* _Work to complete_: Copy each line of the entries that contains the word "TRANSFERS".
§ §
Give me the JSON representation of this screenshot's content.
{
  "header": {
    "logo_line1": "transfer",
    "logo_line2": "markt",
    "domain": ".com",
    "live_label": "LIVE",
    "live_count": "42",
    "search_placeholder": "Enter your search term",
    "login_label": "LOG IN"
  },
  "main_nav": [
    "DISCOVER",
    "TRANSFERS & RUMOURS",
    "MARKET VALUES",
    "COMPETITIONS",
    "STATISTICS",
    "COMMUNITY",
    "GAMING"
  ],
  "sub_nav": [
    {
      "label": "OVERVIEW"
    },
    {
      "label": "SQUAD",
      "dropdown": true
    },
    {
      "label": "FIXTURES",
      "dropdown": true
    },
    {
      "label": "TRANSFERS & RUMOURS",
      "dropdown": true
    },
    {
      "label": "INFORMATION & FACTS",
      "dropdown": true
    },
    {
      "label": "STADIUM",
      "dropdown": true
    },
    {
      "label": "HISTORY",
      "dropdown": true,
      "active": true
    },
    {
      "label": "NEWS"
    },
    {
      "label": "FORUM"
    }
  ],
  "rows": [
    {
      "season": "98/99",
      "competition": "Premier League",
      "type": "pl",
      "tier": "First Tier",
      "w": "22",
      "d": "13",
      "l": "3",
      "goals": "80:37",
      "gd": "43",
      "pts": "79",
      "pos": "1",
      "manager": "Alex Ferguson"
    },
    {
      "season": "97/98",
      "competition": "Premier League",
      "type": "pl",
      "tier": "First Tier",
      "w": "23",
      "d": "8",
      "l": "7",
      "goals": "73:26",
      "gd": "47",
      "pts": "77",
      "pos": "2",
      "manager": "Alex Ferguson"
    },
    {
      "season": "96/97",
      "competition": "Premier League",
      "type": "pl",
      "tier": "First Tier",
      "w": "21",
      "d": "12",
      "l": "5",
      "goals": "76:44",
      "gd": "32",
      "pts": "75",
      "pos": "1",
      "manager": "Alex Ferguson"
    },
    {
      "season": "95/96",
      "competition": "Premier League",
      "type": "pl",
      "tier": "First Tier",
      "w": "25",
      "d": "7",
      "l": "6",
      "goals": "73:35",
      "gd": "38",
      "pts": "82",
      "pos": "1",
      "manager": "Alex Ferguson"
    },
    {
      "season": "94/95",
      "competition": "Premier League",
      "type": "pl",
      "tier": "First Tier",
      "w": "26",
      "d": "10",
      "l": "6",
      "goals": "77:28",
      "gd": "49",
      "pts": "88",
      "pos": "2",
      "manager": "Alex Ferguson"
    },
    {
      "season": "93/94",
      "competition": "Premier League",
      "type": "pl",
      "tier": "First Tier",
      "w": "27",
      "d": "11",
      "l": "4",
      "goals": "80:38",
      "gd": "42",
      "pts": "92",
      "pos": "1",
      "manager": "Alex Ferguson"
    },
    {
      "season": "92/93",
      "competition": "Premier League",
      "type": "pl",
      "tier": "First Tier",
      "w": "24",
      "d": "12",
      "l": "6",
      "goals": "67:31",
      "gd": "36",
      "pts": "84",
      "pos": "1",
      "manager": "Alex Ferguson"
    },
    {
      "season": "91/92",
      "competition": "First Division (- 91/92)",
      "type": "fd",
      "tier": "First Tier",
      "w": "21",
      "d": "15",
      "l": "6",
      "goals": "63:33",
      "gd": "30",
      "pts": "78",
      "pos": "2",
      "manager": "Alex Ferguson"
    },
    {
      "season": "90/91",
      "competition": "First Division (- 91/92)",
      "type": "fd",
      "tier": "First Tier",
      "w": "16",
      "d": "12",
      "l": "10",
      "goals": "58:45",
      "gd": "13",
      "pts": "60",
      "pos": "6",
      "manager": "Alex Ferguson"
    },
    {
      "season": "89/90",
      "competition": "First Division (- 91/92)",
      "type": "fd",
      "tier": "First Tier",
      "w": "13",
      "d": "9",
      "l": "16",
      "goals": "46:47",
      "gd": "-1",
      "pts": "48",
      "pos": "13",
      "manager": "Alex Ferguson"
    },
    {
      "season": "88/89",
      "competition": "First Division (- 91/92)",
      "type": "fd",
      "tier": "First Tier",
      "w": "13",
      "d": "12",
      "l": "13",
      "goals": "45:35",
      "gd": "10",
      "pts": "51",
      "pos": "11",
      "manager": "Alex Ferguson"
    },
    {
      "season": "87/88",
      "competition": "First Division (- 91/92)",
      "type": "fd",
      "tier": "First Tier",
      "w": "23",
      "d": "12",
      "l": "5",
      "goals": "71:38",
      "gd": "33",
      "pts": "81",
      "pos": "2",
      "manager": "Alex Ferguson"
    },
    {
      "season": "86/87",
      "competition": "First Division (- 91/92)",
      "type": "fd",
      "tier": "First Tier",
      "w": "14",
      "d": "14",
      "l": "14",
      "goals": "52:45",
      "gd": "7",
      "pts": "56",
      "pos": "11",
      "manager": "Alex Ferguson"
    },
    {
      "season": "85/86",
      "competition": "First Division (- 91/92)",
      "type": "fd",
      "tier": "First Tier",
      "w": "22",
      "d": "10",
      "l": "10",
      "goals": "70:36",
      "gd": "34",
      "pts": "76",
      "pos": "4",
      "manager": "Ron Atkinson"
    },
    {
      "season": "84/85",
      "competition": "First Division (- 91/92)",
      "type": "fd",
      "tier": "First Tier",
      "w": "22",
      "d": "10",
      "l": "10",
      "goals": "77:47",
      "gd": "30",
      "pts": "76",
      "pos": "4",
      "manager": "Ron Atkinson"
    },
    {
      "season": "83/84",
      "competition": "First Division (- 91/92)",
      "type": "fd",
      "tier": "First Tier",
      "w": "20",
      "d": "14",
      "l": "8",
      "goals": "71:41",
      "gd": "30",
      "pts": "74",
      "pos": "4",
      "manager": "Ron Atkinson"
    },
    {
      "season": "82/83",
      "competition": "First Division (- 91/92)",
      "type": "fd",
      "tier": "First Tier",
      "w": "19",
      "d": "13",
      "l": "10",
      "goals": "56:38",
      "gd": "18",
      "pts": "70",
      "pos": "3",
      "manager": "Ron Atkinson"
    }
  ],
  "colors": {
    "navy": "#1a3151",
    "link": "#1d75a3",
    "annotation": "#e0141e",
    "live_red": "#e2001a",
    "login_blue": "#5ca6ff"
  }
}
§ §
* _Exercise result_:
    "TRANSFERS & RUMOURS",
      "label": "TRANSFERS & RUMOURS",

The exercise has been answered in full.